Vanishing white matter disease (VWM) is the first human hereditary disease known to be caused by defects in initiation of protein synthesis. Gene defects in each of the five subunits of eukaryotic translation initiation factor 2B (eIF2B α-ε) are responsible for the disease, although the mechanism of the pathogenesis is not well understood. In our previous study, four novel eIF2Bε mutations were found in Chinese patients: p.Asp62Val, p.Cys335Ser, p.Asn376Asp and p.Ser610-Asp613del. Functional analysis was performed on these mutations and the recently reported p.Arg269X. Our data showed that all resulted in a decrease in the guanine nucleotide exchange (GEF) activity of the eIF2B complex. p.Arg269X and p.Ser610-Asp613del mutants displayed the lowest activity, followed by p.Cys335Ser, p.Asn376Asp and p.Asp62Val. p.Arg269X and p.Ser610-Asp613del could not produce stable eIF2Bε, leading to almost complete loss-of-function.
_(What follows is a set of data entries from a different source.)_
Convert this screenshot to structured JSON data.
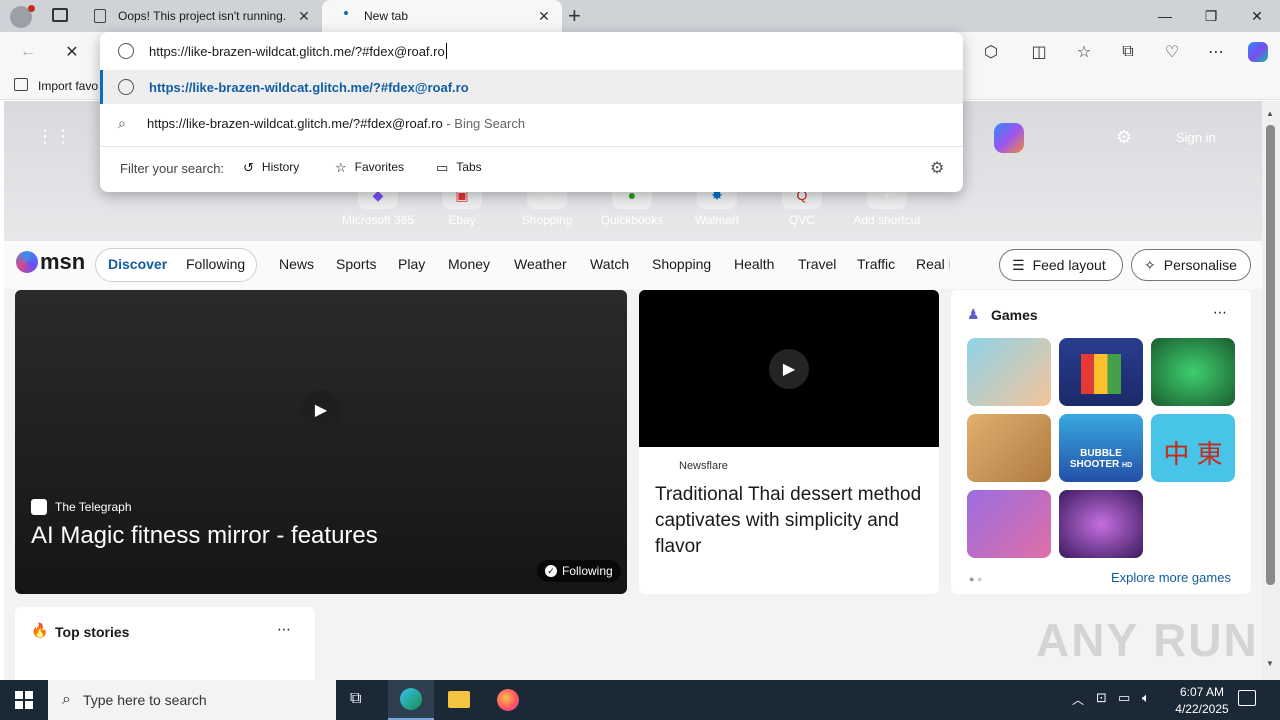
{
  "browser": {
    "tabs": [
      {
        "title": "Oops! This project isn't running."
      },
      {
        "title": "New tab"
      }
    ],
    "address_value": "https://like-brazen-wildcat.glitch.me/?#fdex@roaf.ro",
    "favorites_bar": {
      "import_label": "Import favo"
    }
  },
  "omnibox": {
    "suggestions": [
      {
        "url": "https://like-brazen-wildcat.glitch.me/?#fdex@roaf.ro"
      },
      {
        "text": "https://like-brazen-wildcat.glitch.me/?#fdex@roaf.ro",
        "suffix": " - Bing Search"
      }
    ],
    "filter_label": "Filter your search:",
    "filters": [
      "History",
      "Favorites",
      "Tabs"
    ]
  },
  "newtab": {
    "sign_in": "Sign in",
    "shortcuts": [
      "Microsoft 365",
      "Ebay",
      "Shopping",
      "Quickbooks",
      "Walmart",
      "QVC",
      "Add shortcut"
    ]
  },
  "msn": {
    "logo": "msn",
    "tabs": {
      "discover": "Discover",
      "following": "Following"
    },
    "nav": [
      "News",
      "Sports",
      "Play",
      "Money",
      "Weather",
      "Watch",
      "Shopping",
      "Health",
      "Travel",
      "Traffic",
      "Real E"
    ],
    "feed_layout": "Feed layout",
    "personalise": "Personalise",
    "hero_card": {
      "source": "The Telegraph",
      "title": "AI Magic fitness mirror - features",
      "badge": "Following"
    },
    "story_card": {
      "source": "Newsflare",
      "title": "Traditional Thai dessert method captivates with simplicity and flavor"
    },
    "games": {
      "title": "Games",
      "explore": "Explore more games",
      "tile_label": "BUBBLE SHOOTER",
      "tile_label_sub": "HD",
      "mahjong_glyphs": "中 東"
    },
    "top_stories": {
      "title": "Top stories"
    }
  },
  "watermark": "ANY RUN",
  "taskbar": {
    "search_placeholder": "Type here to search",
    "time": "6:07 AM",
    "date": "4/22/2025"
  },
  "colors": {
    "accent": "#0f6cbd",
    "taskbar": "#1b2937",
    "link": "#115ea3"
  }
}
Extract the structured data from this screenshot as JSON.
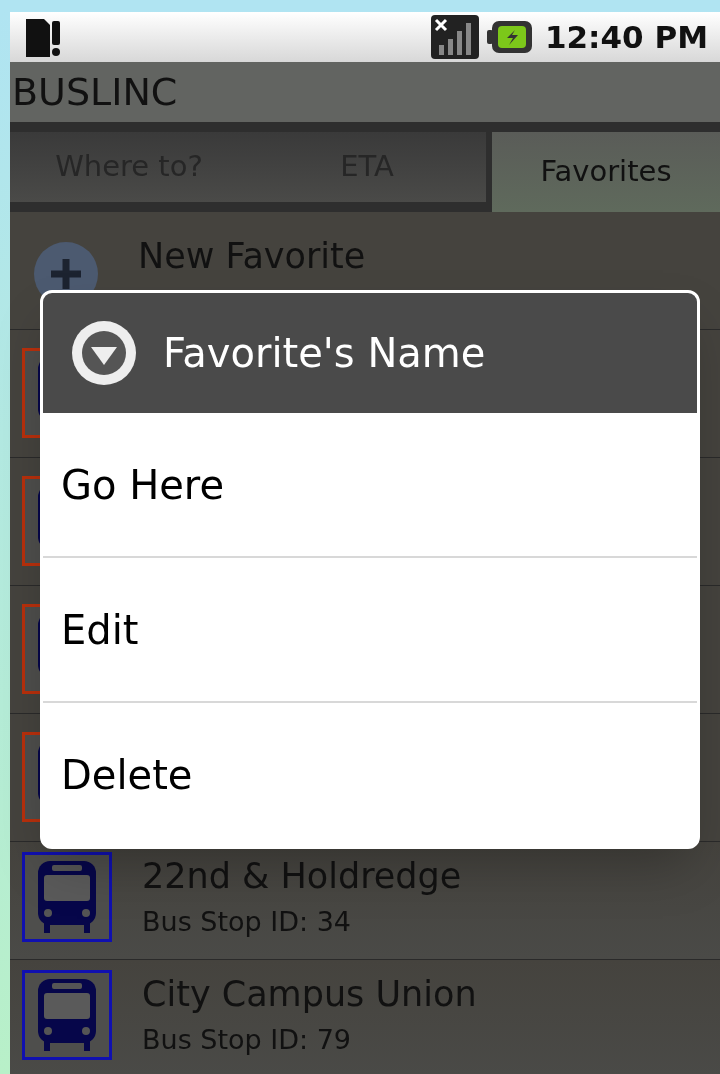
{
  "status_bar": {
    "time": "12:40 PM"
  },
  "app_title": "BUSLINC",
  "tabs": [
    {
      "label": "Where to?",
      "selected": false
    },
    {
      "label": "ETA",
      "selected": false
    },
    {
      "label": "Favorites",
      "selected": true
    }
  ],
  "new_favorite": {
    "label": "New Favorite"
  },
  "favorites": [
    {
      "color": "#b8300c"
    },
    {
      "color": "#b8300c"
    },
    {
      "color": "#b8300c"
    },
    {
      "color": "#b8300c"
    },
    {
      "name": "22nd & Holdredge",
      "stop_id": "Bus Stop ID: 34",
      "color": "#1010b0"
    },
    {
      "name": "City Campus Union",
      "stop_id": "Bus Stop ID: 79",
      "color": "#1010b0"
    }
  ],
  "dialog": {
    "title": "Favorite's Name",
    "items": [
      "Go Here",
      "Edit",
      "Delete"
    ]
  }
}
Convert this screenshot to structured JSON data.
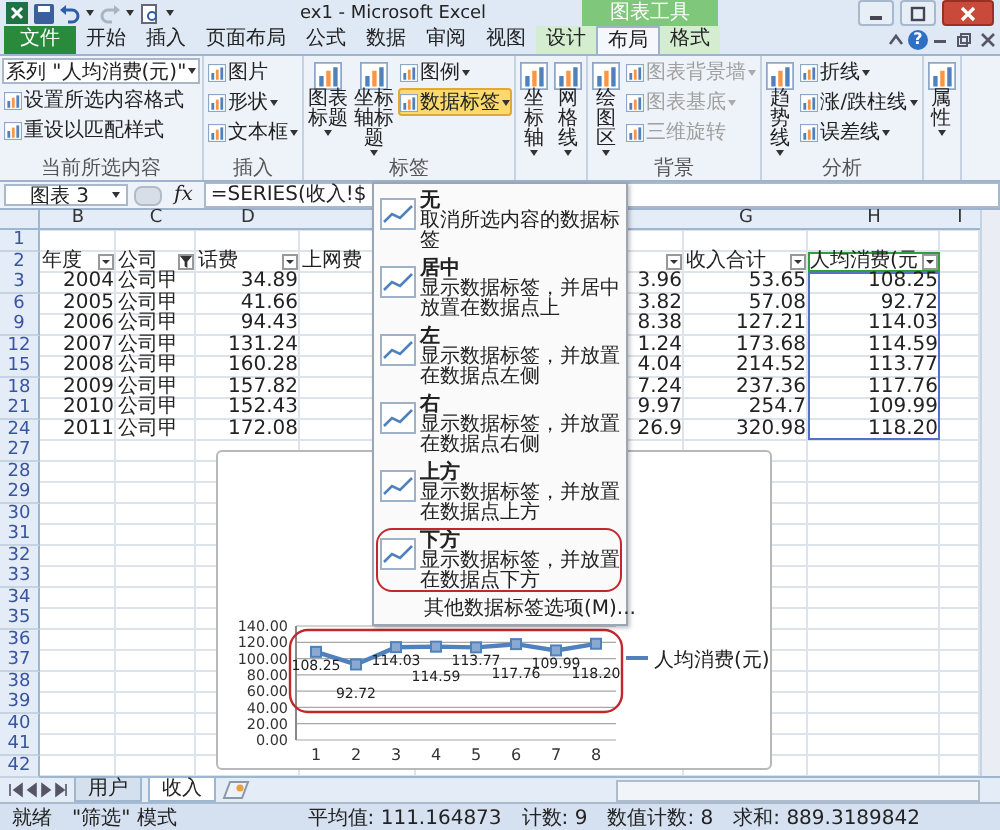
{
  "title_bar": {
    "title": "ex1 - Microsoft Excel",
    "context_label": "图表工具"
  },
  "tabs": [
    {
      "label": "文件",
      "kind": "file",
      "selected": false
    },
    {
      "label": "开始",
      "kind": "normal",
      "selected": false
    },
    {
      "label": "插入",
      "kind": "normal",
      "selected": false
    },
    {
      "label": "页面布局",
      "kind": "normal",
      "selected": false
    },
    {
      "label": "公式",
      "kind": "normal",
      "selected": false
    },
    {
      "label": "数据",
      "kind": "normal",
      "selected": false
    },
    {
      "label": "审阅",
      "kind": "normal",
      "selected": false
    },
    {
      "label": "视图",
      "kind": "normal",
      "selected": false
    },
    {
      "label": "设计",
      "kind": "context",
      "selected": false
    },
    {
      "label": "布局",
      "kind": "context",
      "selected": true
    },
    {
      "label": "格式",
      "kind": "context",
      "selected": false
    }
  ],
  "help": "?",
  "ribbon": {
    "groups": [
      {
        "label": "当前所选内容",
        "buttons": [
          {
            "kind": "select",
            "label": "系列 \"人均消费(元)\""
          },
          {
            "kind": "small",
            "label": "设置所选内容格式",
            "dropdown": false,
            "disabled": false,
            "pressed": false
          },
          {
            "kind": "small",
            "label": "重设以匹配样式",
            "dropdown": false,
            "disabled": false,
            "pressed": false
          }
        ]
      },
      {
        "label": "插入",
        "buttons": [
          {
            "kind": "small",
            "label": "图片",
            "dropdown": false,
            "disabled": false,
            "pressed": false
          },
          {
            "kind": "small",
            "label": "形状",
            "dropdown": true,
            "disabled": false,
            "pressed": false
          },
          {
            "kind": "small",
            "label": "文本框",
            "dropdown": true,
            "disabled": false,
            "pressed": false
          }
        ]
      },
      {
        "label": "标签",
        "buttons": [
          {
            "kind": "large",
            "label": "图表标题",
            "dropdown": true,
            "disabled": false,
            "pressed": false
          },
          {
            "kind": "large",
            "label": "坐标轴标题",
            "dropdown": true,
            "disabled": false,
            "pressed": false
          },
          {
            "kind": "small",
            "label": "图例",
            "dropdown": true,
            "disabled": false,
            "pressed": false
          },
          {
            "kind": "small",
            "label": "数据标签",
            "dropdown": true,
            "disabled": false,
            "pressed": true
          }
        ]
      },
      {
        "buttons": [
          {
            "kind": "large",
            "label": "坐标轴",
            "dropdown": true,
            "disabled": false,
            "pressed": false
          },
          {
            "kind": "large",
            "label": "网格线",
            "dropdown": true,
            "disabled": false,
            "pressed": false
          }
        ]
      },
      {
        "label": "背景",
        "buttons": [
          {
            "kind": "large",
            "label": "绘图区",
            "dropdown": true,
            "disabled": false,
            "pressed": false
          },
          {
            "kind": "small",
            "label": "图表背景墙",
            "dropdown": true,
            "disabled": true,
            "pressed": false
          },
          {
            "kind": "small",
            "label": "图表基底",
            "dropdown": true,
            "disabled": true,
            "pressed": false
          },
          {
            "kind": "small",
            "label": "三维旋转",
            "dropdown": false,
            "disabled": true,
            "pressed": false
          }
        ]
      },
      {
        "label": "分析",
        "buttons": [
          {
            "kind": "large",
            "label": "趋势线",
            "dropdown": true,
            "disabled": false,
            "pressed": false
          },
          {
            "kind": "small",
            "label": "折线",
            "dropdown": true,
            "disabled": false,
            "pressed": false
          },
          {
            "kind": "small",
            "label": "涨/跌柱线",
            "dropdown": true,
            "disabled": false,
            "pressed": false
          },
          {
            "kind": "small",
            "label": "误差线",
            "dropdown": true,
            "disabled": false,
            "pressed": false
          }
        ]
      },
      {
        "buttons": [
          {
            "kind": "large",
            "label": "属性",
            "dropdown": true,
            "disabled": false,
            "pressed": false
          }
        ]
      }
    ]
  },
  "formula_bar": {
    "name_box": "图表 3",
    "fx": "fx",
    "formula": "=SERIES(收入!$"
  },
  "sheet": {
    "columns": [
      "B",
      "C",
      "D",
      null,
      null,
      "G",
      "H",
      "I"
    ],
    "rows": [
      {
        "number": "1",
        "kind": "blank"
      },
      {
        "number": "2",
        "kind": "header",
        "cells": [
          {
            "text": "年度",
            "kind": "filter",
            "source": false
          },
          {
            "text": "公司",
            "kind": "filtered",
            "source": false
          },
          {
            "text": "话费",
            "kind": "filter",
            "source": false
          },
          {
            "text": "上网费",
            "kind": "plain",
            "source": false
          },
          {
            "kind": "filter",
            "source": false
          },
          {
            "text": "收入合计",
            "kind": "filter",
            "source": false
          },
          {
            "text": "人均消费(元",
            "kind": "filter",
            "source": true
          }
        ]
      },
      {
        "number": "3",
        "kind": "data",
        "cells": [
          "2004",
          "公司甲",
          "34.89",
          null,
          "3.96",
          "53.65",
          "108.25"
        ]
      },
      {
        "number": "6",
        "kind": "data",
        "cells": [
          "2005",
          "公司甲",
          "41.66",
          null,
          "3.82",
          "57.08",
          "92.72"
        ]
      },
      {
        "number": "9",
        "kind": "data",
        "cells": [
          "2006",
          "公司甲",
          "94.43",
          null,
          "8.38",
          "127.21",
          "114.03"
        ]
      },
      {
        "number": "12",
        "kind": "data",
        "cells": [
          "2007",
          "公司甲",
          "131.24",
          null,
          "1.24",
          "173.68",
          "114.59"
        ]
      },
      {
        "number": "15",
        "kind": "data",
        "cells": [
          "2008",
          "公司甲",
          "160.28",
          null,
          "4.04",
          "214.52",
          "113.77"
        ]
      },
      {
        "number": "18",
        "kind": "data",
        "cells": [
          "2009",
          "公司甲",
          "157.82",
          null,
          "7.24",
          "237.36",
          "117.76"
        ]
      },
      {
        "number": "21",
        "kind": "data",
        "cells": [
          "2010",
          "公司甲",
          "152.43",
          null,
          "9.97",
          "254.7",
          "109.99"
        ]
      },
      {
        "number": "24",
        "kind": "data",
        "cells": [
          "2011",
          "公司甲",
          "172.08",
          null,
          "26.9",
          "320.98",
          "118.20"
        ]
      },
      {
        "number": "27",
        "kind": "blank"
      },
      {
        "number": "28",
        "kind": "blank"
      },
      {
        "number": "29",
        "kind": "blank"
      },
      {
        "number": "30",
        "kind": "blank"
      },
      {
        "number": "31",
        "kind": "blank"
      },
      {
        "number": "32",
        "kind": "blank"
      },
      {
        "number": "33",
        "kind": "blank"
      },
      {
        "number": "34",
        "kind": "blank"
      },
      {
        "number": "35",
        "kind": "blank"
      },
      {
        "number": "36",
        "kind": "blank"
      },
      {
        "number": "37",
        "kind": "blank"
      },
      {
        "number": "38",
        "kind": "blank"
      },
      {
        "number": "39",
        "kind": "blank"
      },
      {
        "number": "40",
        "kind": "blank"
      },
      {
        "number": "41",
        "kind": "blank"
      },
      {
        "number": "42",
        "kind": "blank"
      }
    ]
  },
  "chart": {
    "chart_data": {
      "type": "line",
      "categories": [
        "1",
        "2",
        "3",
        "4",
        "5",
        "6",
        "7",
        "8"
      ],
      "series": [
        {
          "name": "人均消费(元)",
          "color": "#4f81bd",
          "marker": "square",
          "values": [
            108.25,
            92.72,
            114.03,
            114.59,
            113.77,
            117.76,
            109.99,
            118.2
          ]
        }
      ],
      "ylim": [
        0,
        140
      ],
      "yticks": [
        {
          "value": 0,
          "label": "0.00"
        },
        {
          "value": 20,
          "label": "20.00"
        },
        {
          "value": 40,
          "label": "40.00"
        },
        {
          "value": 60,
          "label": "60.00"
        },
        {
          "value": 80,
          "label": "80.00"
        },
        {
          "value": 100,
          "label": "100.00"
        },
        {
          "value": 120,
          "label": "120.00"
        },
        {
          "value": 140,
          "label": "140.00"
        }
      ],
      "grid": true,
      "value_labels": [
        "108.25",
        "92.72",
        "114.03",
        "114.59",
        "113.77",
        "117.76",
        "109.99",
        "118.20"
      ]
    }
  },
  "menu": {
    "items": [
      {
        "title": "无",
        "description": "取消所选内容的数据标签",
        "circled": false
      },
      {
        "title": "居中",
        "description": "显示数据标签，并居中放置在数据点上",
        "circled": false
      },
      {
        "title": "左",
        "description": "显示数据标签，并放置在数据点左侧",
        "circled": false
      },
      {
        "title": "右",
        "description": "显示数据标签，并放置在数据点右侧",
        "circled": false
      },
      {
        "title": "上方",
        "description": "显示数据标签，并放置在数据点上方",
        "circled": false
      },
      {
        "title": "下方",
        "description": "显示数据标签，并放置在数据点下方",
        "circled": true
      }
    ],
    "footer": "其他数据标签选项(M)..."
  },
  "sheet_tabs": [
    {
      "label": "用户",
      "selected": false
    },
    {
      "label": "收入",
      "selected": true
    }
  ],
  "status_bar": {
    "items": [
      "就绪",
      "\"筛选\" 模式"
    ],
    "stats": [
      "平均值: 111.164873",
      "计数: 9",
      "数值计数: 8",
      "求和: 889.3189842"
    ]
  }
}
No evidence was obtained for the three missense mutations in changes in eIF2Bε protein level or eIF2BεSer 540 phosphorylation, and disruption of holocomplex assembly, or binding to eIF2. All patients in our study had the classical phenotype. p.Asp62Val and p.Asn376Asp mutations caused only mildly decreased GEF activity, were probably responsible for relatively mild phenotype in cases of classical VWM.
- childhood ataxia with central nervous system hypomyelination (CACH)
- eukaryotic translation initiation factor 2B (eIF2B)
- vanishing white matter disease (VWM)
ASJC Scopus subject areas